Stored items
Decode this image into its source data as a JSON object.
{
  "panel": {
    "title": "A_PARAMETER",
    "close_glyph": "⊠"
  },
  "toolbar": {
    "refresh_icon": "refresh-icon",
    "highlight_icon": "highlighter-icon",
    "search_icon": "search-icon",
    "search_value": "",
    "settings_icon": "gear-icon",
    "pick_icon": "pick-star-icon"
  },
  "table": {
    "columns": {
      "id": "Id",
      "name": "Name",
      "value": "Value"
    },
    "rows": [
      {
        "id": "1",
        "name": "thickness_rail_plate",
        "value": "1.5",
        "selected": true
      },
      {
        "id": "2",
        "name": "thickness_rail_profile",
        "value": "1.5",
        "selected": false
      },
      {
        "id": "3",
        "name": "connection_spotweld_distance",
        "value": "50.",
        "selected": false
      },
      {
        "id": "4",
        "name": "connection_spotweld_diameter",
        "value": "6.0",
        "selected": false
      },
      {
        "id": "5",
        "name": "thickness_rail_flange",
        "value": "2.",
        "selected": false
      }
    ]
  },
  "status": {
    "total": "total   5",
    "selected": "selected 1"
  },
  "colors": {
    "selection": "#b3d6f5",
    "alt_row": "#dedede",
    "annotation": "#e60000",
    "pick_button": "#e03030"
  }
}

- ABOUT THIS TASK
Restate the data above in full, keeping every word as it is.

- WRITTEN RESPONSE
Decode this image into its source data as a JSON object.
{
  "panel": {
    "title": "A_PARAMETER",
    "close_glyph": "⊠"
  },
  "toolbar": {
    "refresh_icon": "refresh-icon",
    "highlight_icon": "highlighter-icon",
    "search_icon": "search-icon",
    "search_value": "",
    "settings_icon": "gear-icon",
    "pick_icon": "pick-star-icon"
  },
  "table": {
    "columns": {
      "id": "Id",
      "name": "Name",
      "value": "Value"
    },
    "rows": [
      {
        "id": "1",
        "name": "thickness_rail_plate",
        "value": "1.5",
        "selected": true
      },
      {
        "id": "2",
        "name": "thickness_rail_profile",
        "value": "1.5",
        "selected": false
      },
      {
        "id": "3",
        "name": "connection_spotweld_distance",
        "value": "50.",
        "selected": false
      },
      {
        "id": "4",
        "name": "connection_spotweld_diameter",
        "value": "6.0",
        "selected": false
      },
      {
        "id": "5",
        "name": "thickness_rail_flange",
        "value": "2.",
        "selected": false
      }
    ]
  },
  "status": {
    "total": "total   5",
    "selected": "selected 1"
  },
  "colors": {
    "selection": "#b3d6f5",
    "alt_row": "#dedede",
    "annotation": "#e60000",
    "pick_button": "#e03030"
  }
}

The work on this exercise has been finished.